Childcare costs hold us all back
Laura Woodhouse // 7 September 2011
The results of Save the Children’s survey into childcare costs have been making headlines today. They reveal that middle and lower income parents are being forced into debt by childcare costs and the majority of those in severe poverty are no better off working and paying for childcare than staying at home and relying on benefits.
Clearly this is a terrible situation in terms of child poverty, as Save the Children explain, but it is also a gendered issue. The vast majority of single parents – the biggest losers here – are women. What’s more, women in heterosexual couples are more likely than men to be forced to stop working due to problems accessing childcare, thanks to the gender pay gap (it is more likely to make sense for the father to keep working), unequal parental leave (as men can only have two weeks’ off work, women are pushed into being the primary caregiver and are likely to remain so) and social norms regarding parenting roles. Without access to childcare, women get stuck in the home. And while some women are very happy taking on the role of primary caregiver – a damn important and woefully undervalued role, I might add – no woman should be forced into it through the failure of repeated governments to recognise childcare as a social issue, not just a personal one.
As a society, we need people to have children if we are to remain sustainable. We need future workers, tax payers, carers and leaders. And yet we (or rather, the dudes in power) have done very little to incorporate childcare into our social structures, assuming that mothers will continue to sort it out themselves, then berating them when they can’t get their work/life balance in order. Employers view children as a barrier to productivity, and instead of offering their employees childcare, flexible working hours and decent parental leave, discriminate against mothers and women of childbearing age.
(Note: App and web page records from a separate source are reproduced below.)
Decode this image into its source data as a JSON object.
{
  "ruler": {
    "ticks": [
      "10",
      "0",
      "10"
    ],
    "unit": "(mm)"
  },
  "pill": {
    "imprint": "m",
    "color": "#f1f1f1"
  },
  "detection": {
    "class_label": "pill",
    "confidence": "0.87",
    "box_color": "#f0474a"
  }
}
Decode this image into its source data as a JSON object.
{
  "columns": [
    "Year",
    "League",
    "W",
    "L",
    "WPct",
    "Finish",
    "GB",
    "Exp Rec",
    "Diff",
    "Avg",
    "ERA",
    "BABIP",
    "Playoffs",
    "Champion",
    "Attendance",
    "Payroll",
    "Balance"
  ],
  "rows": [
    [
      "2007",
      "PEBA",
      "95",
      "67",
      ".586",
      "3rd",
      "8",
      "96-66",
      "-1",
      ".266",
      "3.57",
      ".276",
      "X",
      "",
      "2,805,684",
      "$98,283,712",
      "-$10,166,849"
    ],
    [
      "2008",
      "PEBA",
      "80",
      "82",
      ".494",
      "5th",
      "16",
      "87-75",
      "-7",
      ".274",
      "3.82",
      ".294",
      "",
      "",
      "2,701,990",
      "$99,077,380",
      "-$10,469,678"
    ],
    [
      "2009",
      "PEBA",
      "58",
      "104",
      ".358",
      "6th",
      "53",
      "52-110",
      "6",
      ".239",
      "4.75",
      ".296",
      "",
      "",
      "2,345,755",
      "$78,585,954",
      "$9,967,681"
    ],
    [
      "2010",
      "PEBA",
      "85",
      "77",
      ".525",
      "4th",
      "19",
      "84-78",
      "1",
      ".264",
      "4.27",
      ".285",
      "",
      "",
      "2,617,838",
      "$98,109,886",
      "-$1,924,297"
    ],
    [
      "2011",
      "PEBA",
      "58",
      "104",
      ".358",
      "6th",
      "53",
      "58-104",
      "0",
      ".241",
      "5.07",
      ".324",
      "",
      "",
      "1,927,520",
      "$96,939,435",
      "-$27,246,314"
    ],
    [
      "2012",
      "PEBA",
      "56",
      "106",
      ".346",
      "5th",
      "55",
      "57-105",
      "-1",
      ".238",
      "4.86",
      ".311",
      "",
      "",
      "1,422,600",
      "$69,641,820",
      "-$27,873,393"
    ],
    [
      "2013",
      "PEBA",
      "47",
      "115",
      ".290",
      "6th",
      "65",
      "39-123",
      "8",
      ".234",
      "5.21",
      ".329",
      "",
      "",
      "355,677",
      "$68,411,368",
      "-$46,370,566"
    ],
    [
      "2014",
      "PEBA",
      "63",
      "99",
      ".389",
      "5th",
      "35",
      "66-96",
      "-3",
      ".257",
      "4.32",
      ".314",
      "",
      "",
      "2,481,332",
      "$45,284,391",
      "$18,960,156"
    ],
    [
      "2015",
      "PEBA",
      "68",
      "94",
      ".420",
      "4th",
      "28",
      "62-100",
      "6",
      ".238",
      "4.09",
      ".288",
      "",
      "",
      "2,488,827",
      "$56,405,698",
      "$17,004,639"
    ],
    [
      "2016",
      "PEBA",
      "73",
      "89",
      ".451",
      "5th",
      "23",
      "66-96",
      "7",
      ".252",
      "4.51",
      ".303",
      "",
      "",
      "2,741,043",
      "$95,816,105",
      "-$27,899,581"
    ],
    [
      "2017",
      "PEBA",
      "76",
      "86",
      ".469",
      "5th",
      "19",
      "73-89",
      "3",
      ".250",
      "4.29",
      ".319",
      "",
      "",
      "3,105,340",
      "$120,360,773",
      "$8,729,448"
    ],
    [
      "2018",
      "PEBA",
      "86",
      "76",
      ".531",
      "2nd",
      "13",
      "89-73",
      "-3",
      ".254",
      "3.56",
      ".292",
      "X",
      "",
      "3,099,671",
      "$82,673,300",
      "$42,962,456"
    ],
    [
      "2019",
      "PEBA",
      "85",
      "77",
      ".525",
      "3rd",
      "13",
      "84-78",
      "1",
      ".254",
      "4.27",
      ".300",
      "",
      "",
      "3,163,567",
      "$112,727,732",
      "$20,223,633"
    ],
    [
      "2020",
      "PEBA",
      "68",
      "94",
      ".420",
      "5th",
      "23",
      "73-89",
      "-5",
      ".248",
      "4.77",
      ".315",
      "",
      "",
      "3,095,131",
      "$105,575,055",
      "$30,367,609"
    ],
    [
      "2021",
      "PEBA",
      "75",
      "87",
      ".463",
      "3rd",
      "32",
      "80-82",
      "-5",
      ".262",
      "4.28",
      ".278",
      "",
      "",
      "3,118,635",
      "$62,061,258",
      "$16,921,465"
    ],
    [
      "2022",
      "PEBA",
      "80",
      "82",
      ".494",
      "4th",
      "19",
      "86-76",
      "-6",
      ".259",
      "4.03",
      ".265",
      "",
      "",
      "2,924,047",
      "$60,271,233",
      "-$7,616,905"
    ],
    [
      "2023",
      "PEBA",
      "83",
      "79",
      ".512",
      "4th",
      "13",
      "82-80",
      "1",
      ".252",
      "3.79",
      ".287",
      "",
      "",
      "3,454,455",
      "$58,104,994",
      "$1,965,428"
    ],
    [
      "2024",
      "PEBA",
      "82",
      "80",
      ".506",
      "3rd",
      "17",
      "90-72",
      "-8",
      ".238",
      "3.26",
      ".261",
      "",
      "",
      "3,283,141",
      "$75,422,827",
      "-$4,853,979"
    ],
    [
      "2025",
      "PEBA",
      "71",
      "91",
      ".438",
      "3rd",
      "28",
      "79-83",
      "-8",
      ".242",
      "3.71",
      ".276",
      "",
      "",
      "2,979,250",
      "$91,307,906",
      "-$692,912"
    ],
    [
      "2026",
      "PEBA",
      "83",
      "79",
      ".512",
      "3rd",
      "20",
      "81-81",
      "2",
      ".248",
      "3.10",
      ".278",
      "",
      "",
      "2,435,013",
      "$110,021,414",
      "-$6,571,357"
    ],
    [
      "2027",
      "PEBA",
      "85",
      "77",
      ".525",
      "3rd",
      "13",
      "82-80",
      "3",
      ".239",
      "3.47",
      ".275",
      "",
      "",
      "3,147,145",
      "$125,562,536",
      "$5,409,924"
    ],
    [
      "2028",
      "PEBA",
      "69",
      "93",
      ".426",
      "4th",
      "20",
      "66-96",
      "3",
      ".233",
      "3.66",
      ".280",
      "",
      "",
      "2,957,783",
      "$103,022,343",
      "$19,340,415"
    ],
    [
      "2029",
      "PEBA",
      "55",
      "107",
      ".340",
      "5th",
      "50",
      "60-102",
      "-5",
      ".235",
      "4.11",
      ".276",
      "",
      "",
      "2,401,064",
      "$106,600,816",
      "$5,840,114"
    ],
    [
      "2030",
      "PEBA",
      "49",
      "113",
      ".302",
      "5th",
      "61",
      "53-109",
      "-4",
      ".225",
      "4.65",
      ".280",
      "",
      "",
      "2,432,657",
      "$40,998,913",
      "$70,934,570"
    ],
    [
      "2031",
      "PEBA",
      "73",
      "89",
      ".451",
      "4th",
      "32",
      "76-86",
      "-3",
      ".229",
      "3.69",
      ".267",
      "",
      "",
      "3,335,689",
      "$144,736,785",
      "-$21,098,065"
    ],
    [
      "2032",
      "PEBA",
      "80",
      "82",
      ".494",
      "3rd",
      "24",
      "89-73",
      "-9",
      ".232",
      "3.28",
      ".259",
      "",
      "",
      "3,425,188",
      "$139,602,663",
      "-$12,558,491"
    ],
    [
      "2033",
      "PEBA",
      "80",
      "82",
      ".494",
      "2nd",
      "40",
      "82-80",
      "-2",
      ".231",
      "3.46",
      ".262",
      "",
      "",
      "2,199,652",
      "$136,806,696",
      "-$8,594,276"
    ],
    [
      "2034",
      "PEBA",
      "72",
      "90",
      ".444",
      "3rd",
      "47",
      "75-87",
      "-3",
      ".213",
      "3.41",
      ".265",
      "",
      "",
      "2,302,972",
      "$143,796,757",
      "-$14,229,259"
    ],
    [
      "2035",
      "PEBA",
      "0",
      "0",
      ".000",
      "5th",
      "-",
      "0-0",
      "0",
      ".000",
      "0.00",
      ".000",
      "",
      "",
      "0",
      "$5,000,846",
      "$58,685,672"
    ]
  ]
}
The government does bugger all to help employers make this happen (and what the hell were you doing for 12 years, New Labour?), piping up only to blame working class parents for the moral delinquency of their “feral” children, threatening to make them homeless for failing to show them the good ol’ rod and stick.
It’s an absolute bloody disgrace, and every feminist should be up in arms about it. I’m getting to the stage where I’m considering having children, and I’m at a complete loss trying to figure out how the hell my partner and I are going to make it work the way we would like, where he doesn’t have to be the primary wage earner and I don’t have to put everything on hold and devote myself solely to being Mum (which may well be lovely, but I’d like the choice, you know?). But with the problems detailed above, the odds are massively stacked against us – and we’re fortunate enough not to be in the lower income spectrum.
This simply isn’t where any of us should be in 2011, forty-one years on from the National Women’s Liberation Conference, where feminists listed free 24-hour nurseries as one of their four key demands. We need to finish what they started. Now.*
*And if we can do it in time for my Grandma to become Great, then so much the better.
Photo by markb, shared under a Creative Commons licence.